The economy has taken a major hit, and your business must act fast. The workforce must be pared down, and the horrible decisions must be made. A recent paper suggests more than 69% of executives consider this the most challenging times they have been through, and that its even lonelier at the top now.

So you have to make the hard decisions; survival of the business is the top priority and I don’t want to add to your woes – but how do you ensure that you don’t cut out the heart of your company during the required surgery?

A slew of early retirements may seem a softer blow; losing your more expensive people may look like the easiest target; and training budget is always the first hit.
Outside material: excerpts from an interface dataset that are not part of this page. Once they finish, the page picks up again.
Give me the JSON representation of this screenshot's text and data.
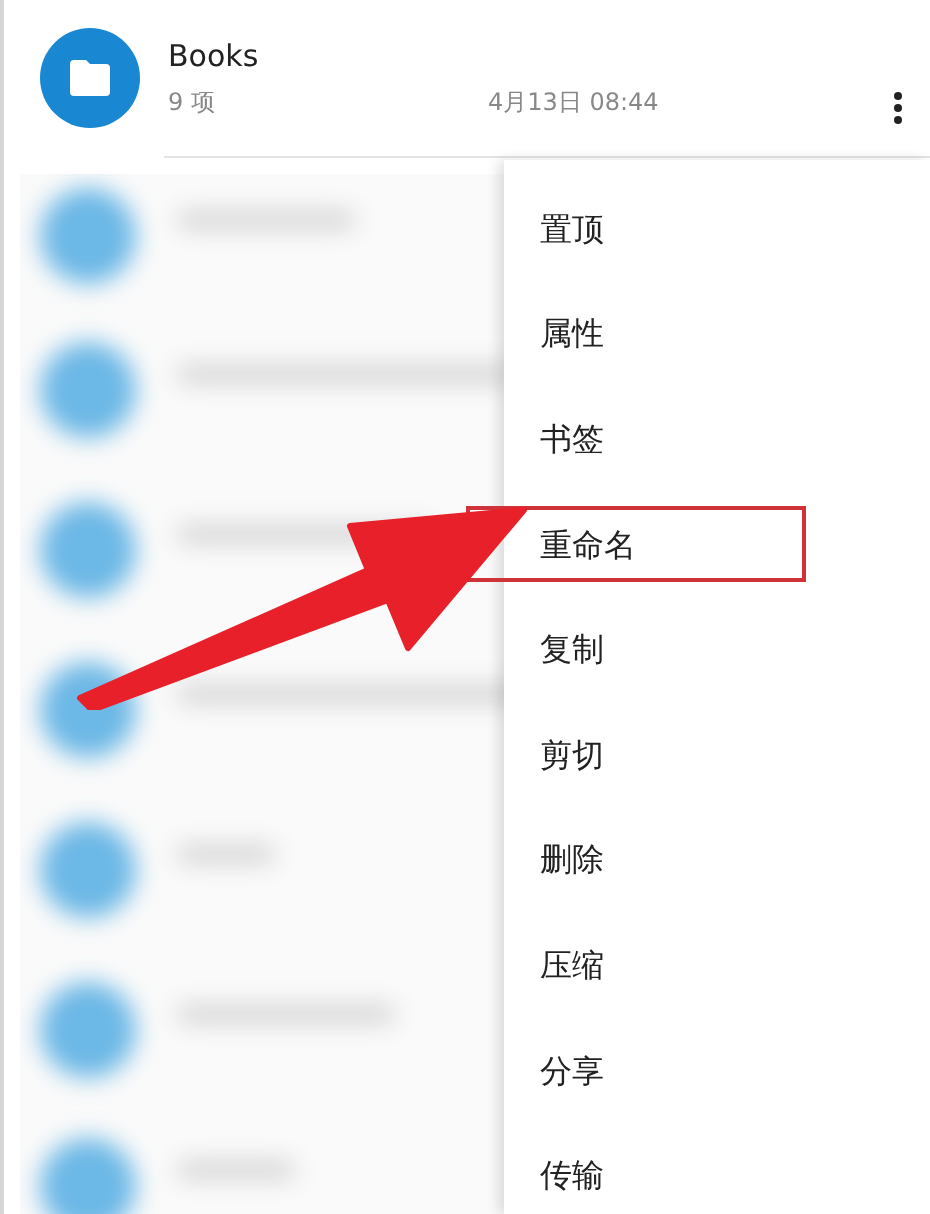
{
  "folder": {
    "name": "Books",
    "count": "9 项",
    "modified": "4月13日 08:44"
  },
  "menu": {
    "items": [
      {
        "label": "置顶",
        "highlighted": false
      },
      {
        "label": "属性",
        "highlighted": false
      },
      {
        "label": "书签",
        "highlighted": false
      },
      {
        "label": "重命名",
        "highlighted": true
      },
      {
        "label": "复制",
        "highlighted": false
      },
      {
        "label": "剪切",
        "highlighted": false
      },
      {
        "label": "删除",
        "highlighted": false
      },
      {
        "label": "压缩",
        "highlighted": false
      },
      {
        "label": "分享",
        "highlighted": false
      },
      {
        "label": "传输",
        "highlighted": false
      }
    ]
  }
}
It also common to just throw the problem at your Chief People Officer and leave them to it.

Do you as a leader really see how your business works internally? Are you and your C-Suite now so distanced from the shop floor that you don’t really understand the impact of these hard-hitting decisions? There is a risk of damage greater than the current challenge; it is called the Law of Unintended Consequences. Originally described by Adam Smith, the term was coined by American sociologist Robert K. Merton in the 20th Century.
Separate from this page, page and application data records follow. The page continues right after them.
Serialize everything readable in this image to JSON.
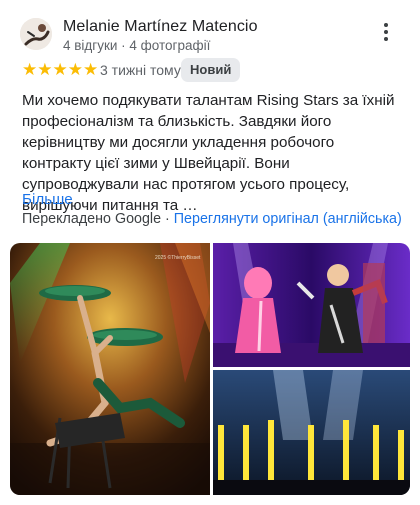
{
  "review": {
    "author": "Melanie Martínez Matencio",
    "author_meta": "4 відгуки · 4 фотографії",
    "stars": "★★★★★",
    "time_ago": "3 тижні тому",
    "badge": "Новий",
    "text": "Ми хочемо подякувати талантам Rising Stars за їхній професіоналізм та близькість. Завдяки його керівництву ми досягли укладення робочого контракту цієї зими у Швейцарії. Вони супроводжували нас протягом усього процесу, вирішуючи питання та …",
    "more_label": "Більше",
    "translated_by": "Перекладено Google · ",
    "see_original": "Переглянути оригінал (англійська)"
  },
  "photos": {
    "watermark": "2025 ©ThierryBisset"
  },
  "icons": {
    "menu": "more-vert-icon",
    "star": "star-icon"
  },
  "colors": {
    "star": "#fbbc04",
    "link": "#1a73e8",
    "badge_bg": "#e8eaed"
  }
}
In our automated, technology driven world, the law of unintended consequences has come to be used as an adage or idiomatic warning that an intervention in a complex system tends to create unanticipated and often undesirable outcomes.

As you look into your organisation, and make decisions about what to cut, it may be advisable to pause and address each decision in terms of its potential outcomes.

Unexpected outcomes can be:

  • Unexpected Benefit – serendipity! A good outcome that you didn’t know was possible when you started the exercise. This is perhaps a performance upshift in your remaining people, or an opportunity to automate a manual process.
  • Unexpected Drawback – detriment in addition to the desired effect. You may reduce manpower costs but the breaks in established business process mean new cost elsewhere or quality suffers.
  • Perverse results – results which are the opposite of the desired effect. This could bea loss of corporate memory and the unrecognized network within the business. Experience shows that the loss of corporate memory can have a greater impact than the presiding trading conditions. Breaking up high performing teams costs you more than you saved, and knowledge of customers, complex processes, and remedial “oil in the works” are not valued until they are lost. Your clients walk away, sadly shaking their heads.

You will feel that you are obliged to make very hard decisions. You may be seriously stressed about it, feeling pretty lonely and weighed down. This is a time to gather knowledge and make intelligent decisions – decisions that will shape your business for many years to come. Make use of your corporate collective intelligence; it’s not all down to you! Engage wise heads in your business, and this includes your non-execs as well as valued middle managers. Start the discussions about how your business works. Take the time to make yourself an up-to-date map, one that you can read and refer to as time goes on and more changes hit.

Use this opportunity to look at how you can buy in services, automate processes, and bring your business forward into a new model, one that can sail the rough seas.

Wendy Boast has a long career in technology and business change, with more than 20 years in executive roles, including founding and running a multi-million change implementation business. You can read her full biography here. Her LinkedIn page is here.